Open Surgical Biopsy

In some cases, when an endoscopic biopsy isn’t enough, an open surgical biopsy may be needed. This involves making a larger incision to allow the surgeon to see the inside of a body cavity directly rather than through a scope. For pleural mesothelioma patients, the procedure used is called a thoracotomy, while for peritoneal mesothelioma, it’s a laparotomy.

It can be difficult to distinguish different types of cancer from each other. It’s important to be certain of the type in order to treat the patient correctly.

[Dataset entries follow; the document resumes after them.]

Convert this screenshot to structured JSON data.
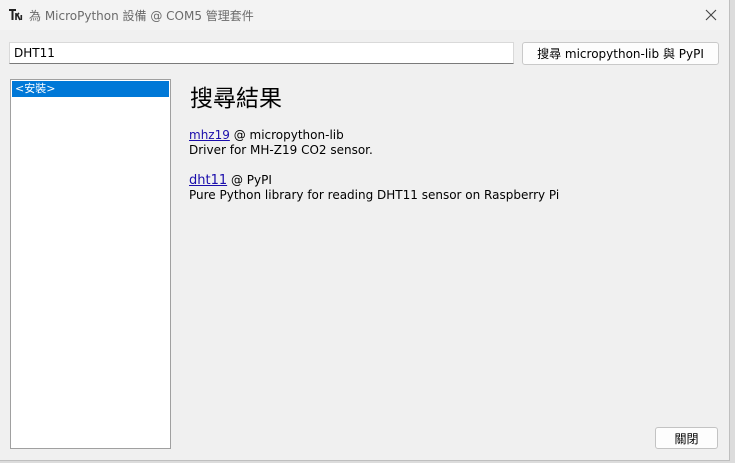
{
  "window": {
    "title": "為 MicroPython 設備 @ COM5 管理套件"
  },
  "search": {
    "value": "DHT11",
    "button_label": "搜尋 micropython-lib 與 PyPI"
  },
  "sidebar": {
    "items": [
      {
        "label": "<安裝>",
        "selected": true
      }
    ]
  },
  "main": {
    "title": "搜尋結果",
    "results": [
      {
        "name": "mhz19",
        "source": " @ micropython-lib",
        "description": "Driver for MH-Z19 CO2 sensor."
      },
      {
        "name": "dht11",
        "source": " @ PyPI",
        "description": "Pure Python library for reading DHT11 sensor on Raspberry Pi"
      }
    ]
  },
  "footer": {
    "close_label": "關閉"
  },
  "colors": {
    "selection": "#0078d7",
    "link": "#1a0dab",
    "background": "#f0f0f0"
  },
  "icons": {
    "app": "thonny-app-icon",
    "close": "close-icon"
  }
}
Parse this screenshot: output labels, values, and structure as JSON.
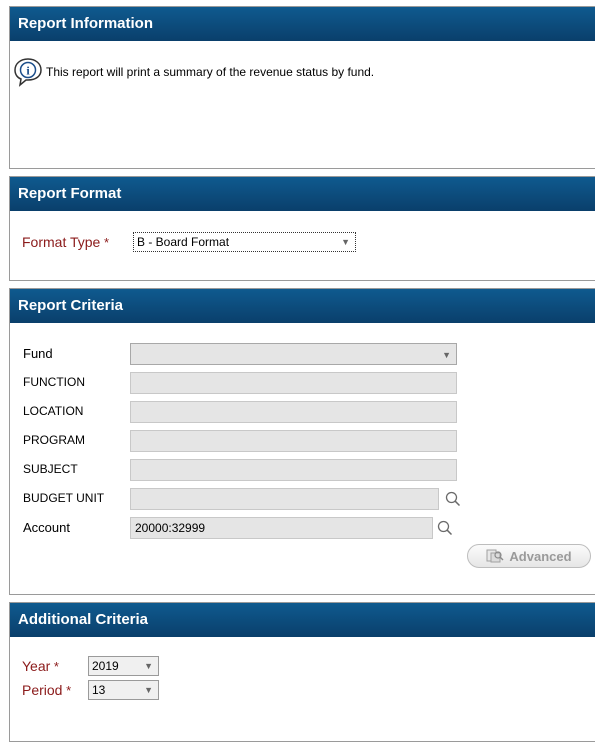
{
  "report_info": {
    "title": "Report Information",
    "message": "This report will print a summary of the revenue status by fund."
  },
  "report_format": {
    "title": "Report Format",
    "format_type_label": "Format Type",
    "required_mark": "*",
    "format_type_value": "B - Board Format"
  },
  "report_criteria": {
    "title": "Report Criteria",
    "fund_label": "Fund",
    "fund_value": "",
    "function_label": "FUNCTION",
    "location_label": "LOCATION",
    "program_label": "PROGRAM",
    "subject_label": "SUBJECT",
    "budget_unit_label": "BUDGET UNIT",
    "account_label": "Account",
    "account_value": "20000:32999",
    "advanced_label": "Advanced"
  },
  "additional_criteria": {
    "title": "Additional Criteria",
    "year_label": "Year",
    "year_value": "2019",
    "period_label": "Period",
    "period_value": "13",
    "required_mark": "*"
  },
  "colors": {
    "header_bg": "#0a4a7e",
    "required_label": "#8b1a1a"
  },
  "icons": [
    "info-icon",
    "magnifier-icon",
    "advanced-search-icon",
    "dropdown-arrow-icon"
  ]
}
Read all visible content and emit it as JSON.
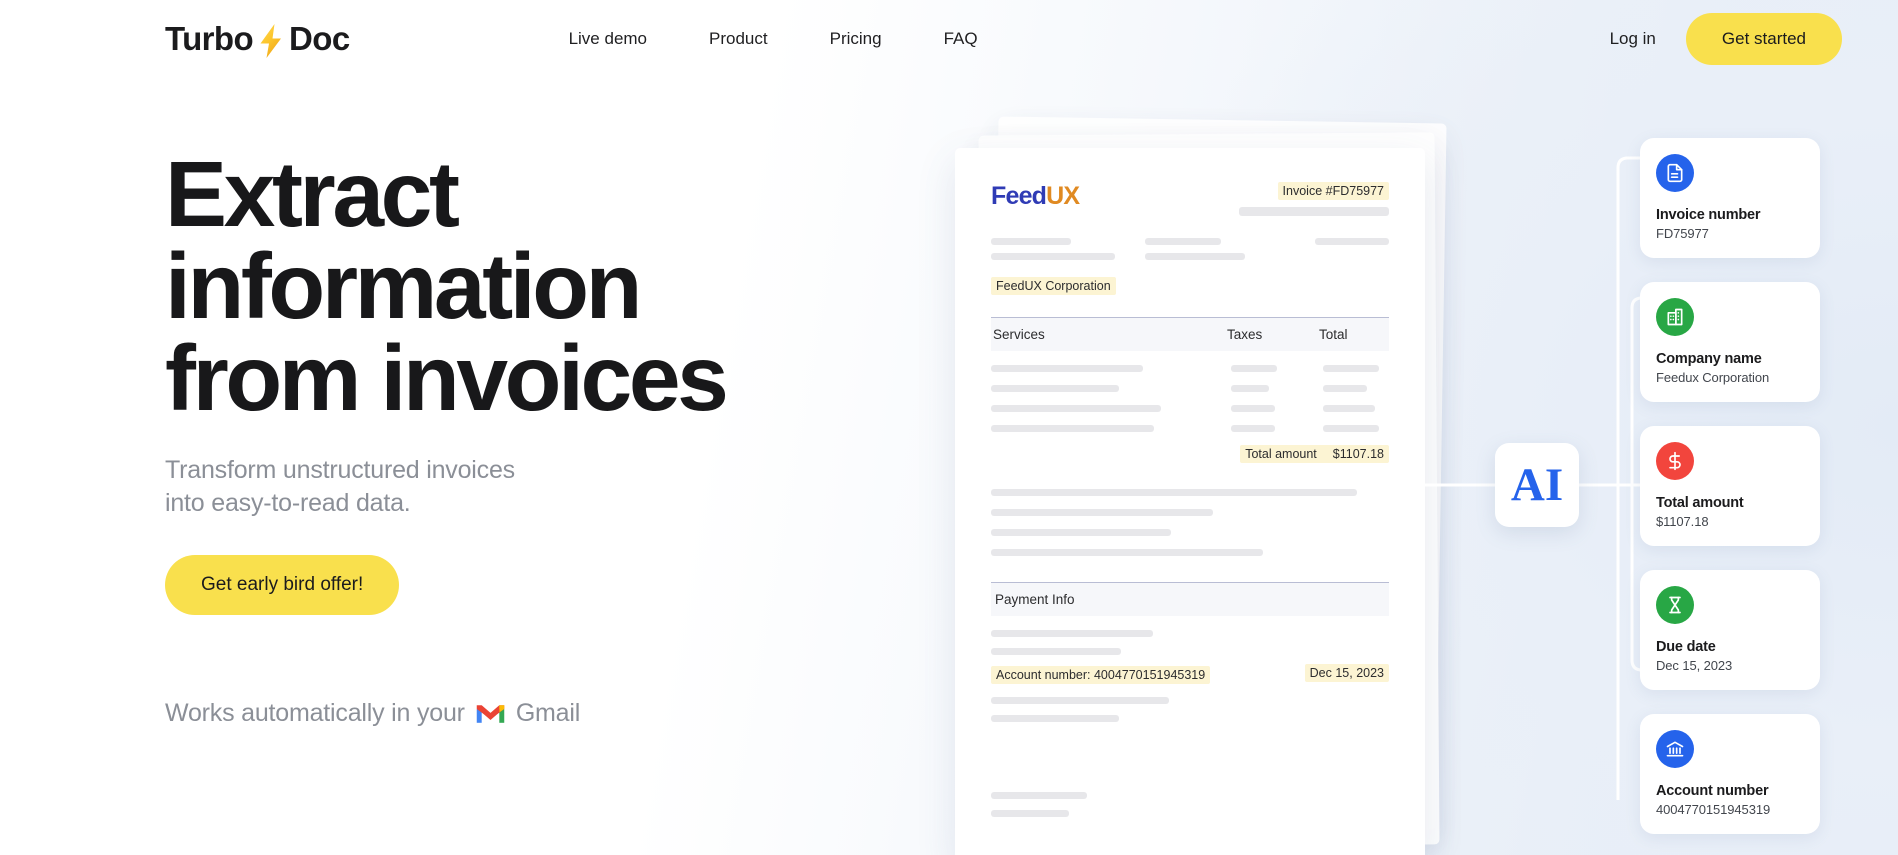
{
  "brand": {
    "name_before": "Turbo",
    "name_after": "Doc",
    "bolt_icon": "lightning-bolt-icon"
  },
  "nav": {
    "items": [
      {
        "label": "Live demo"
      },
      {
        "label": "Product"
      },
      {
        "label": "Pricing"
      },
      {
        "label": "FAQ"
      }
    ],
    "login_label": "Log in",
    "get_started_label": "Get started"
  },
  "hero": {
    "headline_line1": "Extract",
    "headline_line2": "information",
    "headline_line3": "from invoices",
    "subhead_line1": "Transform unstructured invoices",
    "subhead_line2": "into easy-to-read data.",
    "cta_label": "Get early bird offer!",
    "works_prefix": "Works automatically in your",
    "works_suffix": "Gmail",
    "gmail_icon": "gmail-icon"
  },
  "invoice": {
    "logo_part1": "Feed",
    "logo_part2": "UX",
    "invoice_number": "Invoice #FD75977",
    "company": "FeedUX Corporation",
    "table_headers": {
      "services": "Services",
      "taxes": "Taxes",
      "total": "Total"
    },
    "total_label": "Total amount",
    "total_value": "$1107.18",
    "payment_info_header": "Payment Info",
    "account_line": "Account number: 4004770151945319",
    "date": "Dec 15, 2023"
  },
  "ai_badge": {
    "label": "AI",
    "color": "#2563eb"
  },
  "extracted_cards": [
    {
      "icon": "document-icon",
      "icon_color": "#2563eb",
      "label": "Invoice number",
      "value": "FD75977"
    },
    {
      "icon": "building-icon",
      "icon_color": "#28a745",
      "label": "Company name",
      "value": "Feedux Corporation"
    },
    {
      "icon": "dollar-icon",
      "icon_color": "#f2453d",
      "label": "Total amount",
      "value": "$1107.18"
    },
    {
      "icon": "hourglass-icon",
      "icon_color": "#28a745",
      "label": "Due date",
      "value": "Dec 15, 2023"
    },
    {
      "icon": "bank-icon",
      "icon_color": "#2563eb",
      "label": "Account number",
      "value": "4004770151945319"
    }
  ],
  "colors": {
    "accent_yellow": "#f9e04d",
    "highlight_yellow": "#fcf4d3",
    "text_dark": "#18181a",
    "text_muted": "#8b8f97"
  }
}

For example, lung cancer is treated differently from mesothelioma. To ensure that the diagnosis is correct, a series of blood tests known as immunochemistry may be used. These tests look for particular proteins in the blood, which are sometimes known as biomarkers.

Different types of cancer are associated with rises in different proteins. For example, patients with mesothelioma often show a rise in the level of soluble mesothelin-related peptides (SMRPs).

Although studies have shown that blood tests are not accurate enough for diagnosing mesothelioma on their own, they can be a useful adjunct to other types of testing in order to be certain of the diagnosis.

Tests for Staging

An important part of the diagnostic process is mesothelioma staging, which is the process of determining how advanced the cancer is. Staging is crucial in creating a treatment plan because cancer treatment options are different in an early stage than in an advanced stage.

Doctors may use additional types of imaging studies for staging mesothelioma.

Magnetic Resonance Imaging (MRI)

An MRI may be helpful in localizing tumors and checking for additional tumors around the body. MRI scans sometimes involve the use of contrast dye.

Positron Emission Tomography Scan (PET scan)

PET scans use a tracer to look for malignant cells. This is helpful in determining whether the cancer has spread to lymph nodes or has undergone metastasis, or spread to other parts of the body.